The Mets are bearing down on the Phillies for the NL East lead, but they are still only a few games over .500 and have shown little ability thus far at winning on the road.

A baseball season is long and arduous. It is about sustaining power and that’s something we haven’t yet seen this year.

Aug 10

Sit Beltran; try to move Delgado.

At this stage of the game, and there is little game left for the 2009 New York Mets. We know they aren’t going to catch the Philadelphia Phillies, and they have to leapfrog almost the entire National League to have a puncher’s chance at a wild card.

They must start to make moves with 2010 in mind, and at the top of that list is to shut down Carlos Beltran and seriously evaluate the need for surgery. If Beltran does eventually need surgery, wouldn’t it be better to have it done now rather than October or November?

BELTRAN: Let him rest.

BELTRAN: Let him rest.


Should he get it now, he’ll have an extra three months to rehab, and Padres outfielder Brian Giles, who underwent the procedure microfracture surgery, said he’ll need every day.

“I would let it calm down and be ready for next year, having gone through what I went through,” Giles told reporters over the weekend. “There’s a lot of risk with this injury, especially with a young player like him. It could affect him for a long period of time.

“I rehabbed my butt off. I’ve never worked so hard to get ready for a season.”

Beltran is not soft nor is he a slacker, however, rehabbing is tough work and he’ll need the time to overcome the inevitable setbacks and slow points.

With little to play for this season, the Mets can’t afford Beltran risking further injury. Or eating a lot of time then opting for surgery. And, what is there is a problem with surgery or a longer than anticipated rehab? The extra time gained by doing it now would be essential.

Why push him for no reason?

As far as Delgado is concerned, the Mets aren’t going to offer him arbitration, which he’d obviously accept. They would be better off spending the money elsewhere, and the Mets do have holes that need plugging.

They’d be better off getting something and ridding themselves of the financial obligation. Daniel Murphy, which currently lacks the power needed for first base, could further develop as a hitter for the remainder of this year and next. While Murphy might not be the long-range answer at first base, he plays the position well enough defensively to where the Mets won’t be hurt with him there next season.

With at least two starters, left field, bullpen help and bench depth, first base is NOT an immediate priority.
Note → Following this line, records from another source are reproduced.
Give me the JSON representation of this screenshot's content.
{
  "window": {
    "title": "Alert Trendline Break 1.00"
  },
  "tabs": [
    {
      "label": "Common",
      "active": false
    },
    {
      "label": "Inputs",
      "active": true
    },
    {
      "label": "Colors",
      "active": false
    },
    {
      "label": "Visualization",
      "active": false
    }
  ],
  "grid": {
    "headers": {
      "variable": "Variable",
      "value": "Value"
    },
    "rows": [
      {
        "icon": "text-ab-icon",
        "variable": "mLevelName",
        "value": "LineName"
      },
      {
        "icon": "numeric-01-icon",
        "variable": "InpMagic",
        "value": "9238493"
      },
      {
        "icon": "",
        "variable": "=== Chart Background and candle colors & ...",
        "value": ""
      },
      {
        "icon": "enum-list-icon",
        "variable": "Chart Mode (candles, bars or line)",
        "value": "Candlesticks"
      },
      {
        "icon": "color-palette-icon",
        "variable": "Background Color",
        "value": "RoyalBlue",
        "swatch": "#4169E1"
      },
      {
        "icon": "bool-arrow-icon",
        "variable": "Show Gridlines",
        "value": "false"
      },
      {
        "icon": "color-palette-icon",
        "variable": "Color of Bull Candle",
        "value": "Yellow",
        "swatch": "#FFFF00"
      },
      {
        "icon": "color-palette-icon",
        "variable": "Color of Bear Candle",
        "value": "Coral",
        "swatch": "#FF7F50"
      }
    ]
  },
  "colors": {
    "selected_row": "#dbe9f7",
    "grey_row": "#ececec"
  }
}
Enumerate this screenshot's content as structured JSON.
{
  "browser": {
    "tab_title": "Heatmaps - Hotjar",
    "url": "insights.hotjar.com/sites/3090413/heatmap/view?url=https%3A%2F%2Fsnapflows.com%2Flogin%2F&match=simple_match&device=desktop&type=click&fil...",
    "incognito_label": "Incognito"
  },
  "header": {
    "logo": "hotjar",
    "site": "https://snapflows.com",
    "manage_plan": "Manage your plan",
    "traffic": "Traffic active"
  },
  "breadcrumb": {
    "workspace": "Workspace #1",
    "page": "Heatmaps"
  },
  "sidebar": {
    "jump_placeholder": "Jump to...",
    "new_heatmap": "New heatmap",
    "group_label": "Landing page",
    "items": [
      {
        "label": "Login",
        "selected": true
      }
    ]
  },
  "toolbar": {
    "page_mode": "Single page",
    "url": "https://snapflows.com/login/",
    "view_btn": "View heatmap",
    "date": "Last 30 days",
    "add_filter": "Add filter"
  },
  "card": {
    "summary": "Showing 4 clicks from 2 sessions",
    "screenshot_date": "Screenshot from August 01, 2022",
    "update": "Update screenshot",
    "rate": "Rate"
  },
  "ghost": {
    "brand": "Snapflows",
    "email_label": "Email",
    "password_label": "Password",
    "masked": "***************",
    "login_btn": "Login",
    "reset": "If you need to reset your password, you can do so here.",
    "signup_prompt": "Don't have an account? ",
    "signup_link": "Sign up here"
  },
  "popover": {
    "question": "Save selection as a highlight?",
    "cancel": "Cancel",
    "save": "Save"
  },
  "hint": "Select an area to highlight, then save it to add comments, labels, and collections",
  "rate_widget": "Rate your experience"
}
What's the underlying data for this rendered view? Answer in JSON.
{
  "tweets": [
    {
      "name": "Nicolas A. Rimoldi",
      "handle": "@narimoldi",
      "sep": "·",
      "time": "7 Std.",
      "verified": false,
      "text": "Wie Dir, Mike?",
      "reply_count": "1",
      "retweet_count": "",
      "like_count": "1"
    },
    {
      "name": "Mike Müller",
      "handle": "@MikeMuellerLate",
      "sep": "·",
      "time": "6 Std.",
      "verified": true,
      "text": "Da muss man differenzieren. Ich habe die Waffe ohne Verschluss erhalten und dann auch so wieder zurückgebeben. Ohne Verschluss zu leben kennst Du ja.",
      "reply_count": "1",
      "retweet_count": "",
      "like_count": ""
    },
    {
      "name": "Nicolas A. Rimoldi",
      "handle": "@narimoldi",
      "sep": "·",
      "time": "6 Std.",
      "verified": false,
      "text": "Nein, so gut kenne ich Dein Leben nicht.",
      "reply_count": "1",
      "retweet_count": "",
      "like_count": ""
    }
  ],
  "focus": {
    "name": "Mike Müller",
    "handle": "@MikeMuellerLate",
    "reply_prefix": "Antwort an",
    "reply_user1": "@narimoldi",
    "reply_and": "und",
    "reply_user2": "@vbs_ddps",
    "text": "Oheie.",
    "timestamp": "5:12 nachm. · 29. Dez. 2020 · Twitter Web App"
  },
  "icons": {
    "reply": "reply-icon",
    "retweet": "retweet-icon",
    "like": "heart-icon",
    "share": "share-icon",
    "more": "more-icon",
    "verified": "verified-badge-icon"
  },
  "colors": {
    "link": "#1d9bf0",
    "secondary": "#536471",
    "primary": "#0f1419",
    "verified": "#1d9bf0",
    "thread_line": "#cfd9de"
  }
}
Murphy is good enough to stick there for another year. Plus, his lack of power should, or could, be made up with Beltran’s healthy return, David Wright’s comeback from the power Twilight Zone, and possibly the addition of an outfielder.